Half of the people with cardiomyopathy reported feeling that telehealth could not adequately meet their health needs.

Numerous studies have suggested a connection between COVID-19 and cardiovascular problems more broadly. A 2022 study concluded that even those with a mild case of COVID-19 had an increased risk of cardiovascular disease following infection.

COVID-19 can cause a variety of symptoms. These may vary in severity between people.

Those with HCM may experience more severe symptoms of COVID-19.

Symptoms may include:

  • cough
  • fever
  • chills
  • breathing difficulties
  • sore throat
  • headache
  • congestion
  • shortness of breath
  • muscle and body aches
  • diarrhea
  • vomiting
  • nausea
  • loss of taste or smell
  • fatigue

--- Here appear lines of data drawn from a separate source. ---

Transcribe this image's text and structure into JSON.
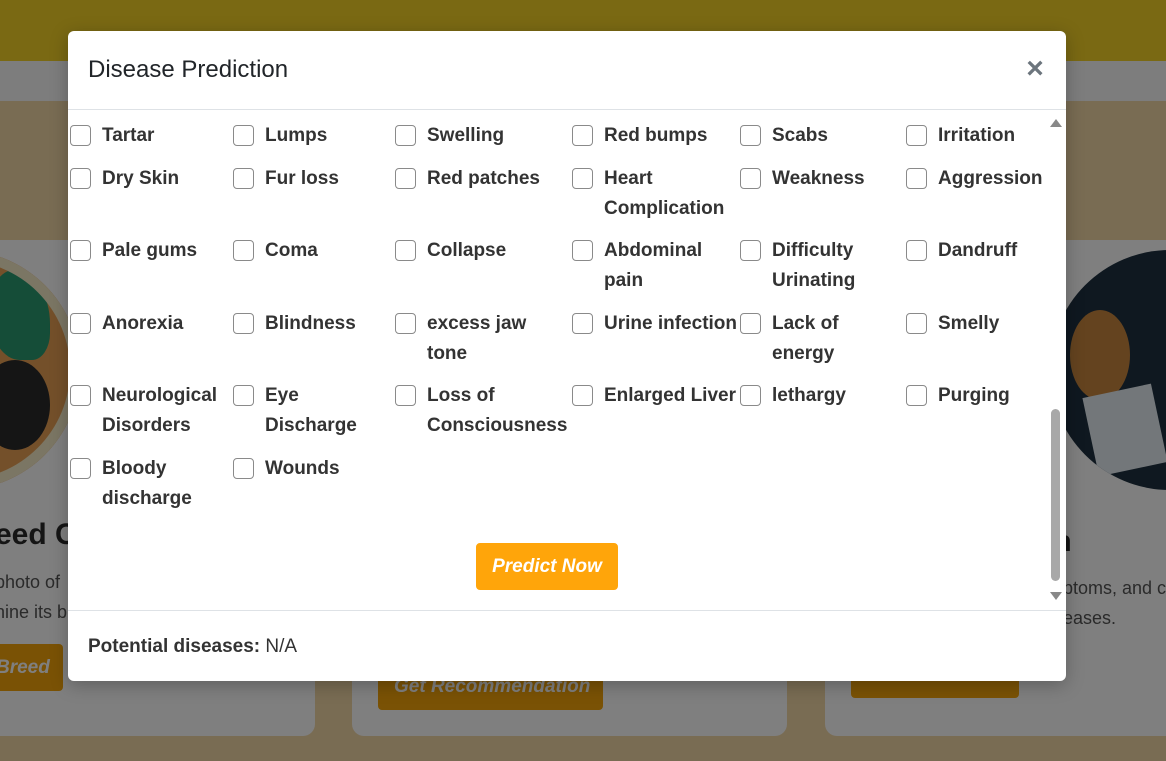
{
  "background": {
    "left_title": "eed C",
    "left_line1": "photo of",
    "left_line2": "nine its b",
    "left_button": "Breed",
    "mid_button": "Get Recommendation",
    "right_title": "on",
    "right_line1": "ptoms, and c",
    "right_line2": "eases."
  },
  "modal": {
    "title": "Disease Prediction",
    "close_label": "×",
    "symptoms": [
      "Tartar",
      "Lumps",
      "Swelling",
      "Red bumps",
      "Scabs",
      "Irritation",
      "Dry Skin",
      "Fur loss",
      "Red patches",
      "Heart Complication",
      "Weakness",
      "Aggression",
      "Pale gums",
      "Coma",
      "Collapse",
      "Abdominal pain",
      "Difficulty Urinating",
      "Dandruff",
      "Anorexia",
      "Blindness",
      "excess jaw tone",
      "Urine infection",
      "Lack of energy",
      "Smelly",
      "Neurological Disorders",
      "Eye Discharge",
      "Loss of Consciousness",
      "Enlarged Liver",
      "lethargy",
      "Purging",
      "Bloody discharge",
      "Wounds"
    ],
    "predict_button": "Predict Now",
    "result_label": "Potential diseases:",
    "result_value": "N/A"
  }
}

Those who are at risk of severe illness from COVID-19, such as people with HCM, are eligible for treatments that can reduce the chances of hospitalization and death.

It is important that these medications begin within days of symptoms first appearing.

Antiviral medications are available to treat mild to moderate cases of COVID-19 in people more likely to experience severe illness. These treatments work by stopping parts of the COVID-19 virus from multiplying in the body.

Antiviral treatments include:

  • nirmatrelvir and ritonavir (Paxlovid)
  • remdesivir (Veklury)
  • molnupiravir (Lagevrio)

These treatments can have side effects and may interact with some medications.

If a person has HCM and has tested positive for COVID-19, they should contact a healthcare professional right away, even if their symptoms are mild.

Doctors may use other treatment options for people admitted to the hospital with COVID-19.

The best way to help prevent illness and complications from COVID-19 is to avoid infection in the first place.

Taking precautions can help reduce the risk of infection, as well as lower the risk of serious illness or complications.

The Centers for Disease Control and Prevention (CDC) advise:

  • staying up to date with COVID-19 vaccinations
  • wearing a mask
  • avoiding crowded areas
  • increasing space between yourself and others
  • moving indoor activities with others outdoors
  • improving ventilation in indoor spaces
  • avoiding contact with people who have COVID-19 or potentially have COVID-19

HCM is a genetic disease of the heart. Evidence suggests people with HCM develop COVID-19 at the same rate as the general population. However, people with HCM are at increased risk of severe illness and complications due to COVID-19.

Those with underlying cardiovascular diseases such as HCM are eligible for treatments that reduce the severity of COVID-19-related illness and lower the risk of hospitalization.

Taking precautions such as wearing a mask and keeping up to date with COVID-19 vaccinations lowers the risk of infection and severe illness.